Ruthie Tompson, Disney Animation Pioneer, Turns 110 in Quarantine

Portrait of Ruthie Tompson - Publicity - H 2020
The Walt Disney Company

"I don't know why I am still here, but I know that I don't want to be revered for how old I am, I want to be known for who I am," says the MPTF resident. Her first pandemic was the 1918 Spanish flu. When this one is over, she "can't wait to watch my Dodgers and eat a Dodger dog."

Ruthie Tompson, a longtime Disney animation supervisor and now the oldest resident at the Motion Picture & Television Fund's Country House and Hospital, turns 110 in COVID-19 quarantine on Wednesday. She's celebrating by attempting to raise $110,000 in support of a postproduction suite at the Woodland Hills campus' in-house television and video facility, where she and other retirees have spent countless hours continuing to pursue their industry crafts.

The MPTF facility hasn't reported a COVID-19-positive resident for three and a half months. Since the crisis began, 17 residents have fallen ill and six have died of complications from the virus. In addition, 19 campus staff members have been sickened, all of whom have recovered.

Tompson's first pandemic was the 1918 Spanish Flu. While her memories of that cataclysm are thin ("I was young at the time"), she's spoken of wearing a mask, amid crowds of others doing the same, during celebrations that marked the end of World War I.

Born in 1910 in Portland, Maine, Tompson moved with her family to Los Angeles when she was 8. They took up residence down the street from Walt and Roy Disney, who were then beginning their namesake studio out of their uncle's garage. Tompson recalls sitting on an apple box beside them until she'd be told to go home for dinner. Years later, she was hired, a pioneering woman at the company and in her field.

She first joined the Ink and Paint Department. During the next four decades, Tompson worked in various capacities, including reviewing animation cels before they were filmed and scene planning on films such as Fantasia, Dumbo, Sleeping Beauty and Mary Poppins.

Asked about the secret to her longevity, Tompson offers jokes: "It's because I'm a vampire!"; "How can I tell you my secret, because then it won't be a secret!"; "I'm a dummy for living this long!" Then she turns serious. "I don't know why I am still here, but I know that I don't want to be revered for how old I am, I want to be known for who I am."

As for wisdom she's acquired along the way, she offers: "Have fun. Try to do as much as you can for yourself. Remember all the good things in life."

Tompson has been keeping busy during lockdown with her job at a nursing station, where she answers phones. "The problem is, I can't always hear what the person on the other end says," she observes with a laugh. "Then I tool around in my electric wheelchair and visit my neighbors here — sometimes the staff reminds me to 'distance, distance!'"

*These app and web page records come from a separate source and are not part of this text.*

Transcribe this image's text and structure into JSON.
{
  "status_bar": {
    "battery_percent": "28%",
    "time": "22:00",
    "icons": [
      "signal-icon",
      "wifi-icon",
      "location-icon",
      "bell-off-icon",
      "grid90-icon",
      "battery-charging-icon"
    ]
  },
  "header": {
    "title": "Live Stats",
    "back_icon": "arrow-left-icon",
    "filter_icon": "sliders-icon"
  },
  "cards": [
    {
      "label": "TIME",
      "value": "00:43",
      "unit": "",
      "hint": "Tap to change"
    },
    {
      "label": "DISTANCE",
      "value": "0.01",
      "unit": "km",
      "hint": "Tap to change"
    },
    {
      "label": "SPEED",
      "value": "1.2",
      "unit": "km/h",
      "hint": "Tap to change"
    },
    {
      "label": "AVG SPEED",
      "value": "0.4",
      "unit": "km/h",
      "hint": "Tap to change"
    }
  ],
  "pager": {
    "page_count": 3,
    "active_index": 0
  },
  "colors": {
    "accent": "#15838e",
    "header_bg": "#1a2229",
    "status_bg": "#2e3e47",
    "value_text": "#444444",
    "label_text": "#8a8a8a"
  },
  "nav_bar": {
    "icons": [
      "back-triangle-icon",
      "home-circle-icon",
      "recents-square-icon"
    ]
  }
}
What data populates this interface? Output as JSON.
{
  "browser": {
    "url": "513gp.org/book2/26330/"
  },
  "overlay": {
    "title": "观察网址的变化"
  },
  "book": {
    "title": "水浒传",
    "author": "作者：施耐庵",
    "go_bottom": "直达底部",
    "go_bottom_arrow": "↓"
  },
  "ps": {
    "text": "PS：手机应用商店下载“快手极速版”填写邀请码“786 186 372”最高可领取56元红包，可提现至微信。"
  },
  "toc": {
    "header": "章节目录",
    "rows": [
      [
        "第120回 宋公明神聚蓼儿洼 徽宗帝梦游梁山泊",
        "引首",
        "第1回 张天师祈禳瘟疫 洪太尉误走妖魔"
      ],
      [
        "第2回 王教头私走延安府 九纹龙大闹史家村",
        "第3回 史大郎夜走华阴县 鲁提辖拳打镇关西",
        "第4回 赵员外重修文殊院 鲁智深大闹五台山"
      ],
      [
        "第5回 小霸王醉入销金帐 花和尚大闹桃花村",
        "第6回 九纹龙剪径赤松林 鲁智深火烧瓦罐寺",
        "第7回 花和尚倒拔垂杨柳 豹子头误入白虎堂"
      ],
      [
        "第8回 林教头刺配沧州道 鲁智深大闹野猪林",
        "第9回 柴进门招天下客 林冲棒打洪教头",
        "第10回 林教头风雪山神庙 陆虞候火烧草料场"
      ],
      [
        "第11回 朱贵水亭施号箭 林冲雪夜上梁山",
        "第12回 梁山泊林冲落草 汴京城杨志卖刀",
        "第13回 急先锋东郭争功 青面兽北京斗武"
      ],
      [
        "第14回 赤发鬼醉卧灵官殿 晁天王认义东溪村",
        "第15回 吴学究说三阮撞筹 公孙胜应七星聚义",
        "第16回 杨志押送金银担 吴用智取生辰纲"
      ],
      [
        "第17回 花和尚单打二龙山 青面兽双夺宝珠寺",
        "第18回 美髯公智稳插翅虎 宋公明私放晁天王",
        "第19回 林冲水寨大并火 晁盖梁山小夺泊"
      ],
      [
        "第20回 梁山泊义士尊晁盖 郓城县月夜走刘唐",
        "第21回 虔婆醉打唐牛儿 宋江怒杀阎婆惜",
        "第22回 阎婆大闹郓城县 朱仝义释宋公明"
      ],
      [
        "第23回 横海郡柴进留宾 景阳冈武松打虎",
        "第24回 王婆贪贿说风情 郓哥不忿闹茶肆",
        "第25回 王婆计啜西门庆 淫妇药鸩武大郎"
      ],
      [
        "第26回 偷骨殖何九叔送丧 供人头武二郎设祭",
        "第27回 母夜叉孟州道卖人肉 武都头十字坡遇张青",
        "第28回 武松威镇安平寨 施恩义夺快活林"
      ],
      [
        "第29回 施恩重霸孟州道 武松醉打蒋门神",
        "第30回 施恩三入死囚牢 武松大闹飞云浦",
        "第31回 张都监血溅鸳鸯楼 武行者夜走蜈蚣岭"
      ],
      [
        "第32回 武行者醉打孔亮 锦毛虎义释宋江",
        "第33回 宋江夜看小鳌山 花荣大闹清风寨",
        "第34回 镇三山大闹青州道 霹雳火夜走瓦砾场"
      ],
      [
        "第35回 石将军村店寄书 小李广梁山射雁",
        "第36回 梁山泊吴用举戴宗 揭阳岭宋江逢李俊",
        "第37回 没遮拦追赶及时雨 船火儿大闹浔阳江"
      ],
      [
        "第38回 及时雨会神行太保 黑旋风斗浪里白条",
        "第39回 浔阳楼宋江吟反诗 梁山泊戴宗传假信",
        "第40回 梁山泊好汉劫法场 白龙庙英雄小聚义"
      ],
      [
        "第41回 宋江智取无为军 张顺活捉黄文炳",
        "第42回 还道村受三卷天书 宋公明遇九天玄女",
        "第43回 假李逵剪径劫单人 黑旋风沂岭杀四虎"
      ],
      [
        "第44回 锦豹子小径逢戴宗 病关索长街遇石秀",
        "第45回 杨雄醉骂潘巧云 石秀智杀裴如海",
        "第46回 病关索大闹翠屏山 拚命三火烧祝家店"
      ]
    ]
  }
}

Her favorite Disney film to revisit over the years alongside younger generations in her family — the never-married Tompson has no children but several nieces, grand-nieces and -nephews — is Snow White and the Seven Dwarfs: "We worked into the night, day after day, until we got it exactly right!"

When the lockdown ends, she's hoping to pay a visit to Disney — not the amusement park in Anaheim, but the studio in Burbank — and to enjoy her favorite baseball team. "I can't wait to watch my Dodgers and eat a Dodger dog," she enthuses. Notes MPTF CEO Bob Beitcher: "She's a lifelong Dodgers fan — I'm not — so we've had a nice little back and forth on that." He adds: "It must have been four or five years ago that they got eliminated from the playoffs. I said, 'Hey, Ruthie, too bad about the Dodgers.' She said, 'Don't worry, we'll get 'em next year!' I thought, 'That's the definition of optimism.' Not just for the Dodgers, but, past 100, for her. But then that's Ruthie. She's ferocious."

Tompson is also looking forward to a future when she can embrace family, friends and staff again on-campus. She's expecting a visit from loved ones on her birthday, allowed under a compassionate care exemption. (The facility had recently begun allowing limited, chaperoned, no-touch visits for several weeks, but ended the policy on July 20 due to rising coronavirus case numbers in L.A. County.)

MPTF staff will be decorating the hallway near Tompson's residence for her birthday with Disney and Dodgers memorabilia, as well as donning the team's gear.

Donations can be made toward her MPTF goal by clicking here.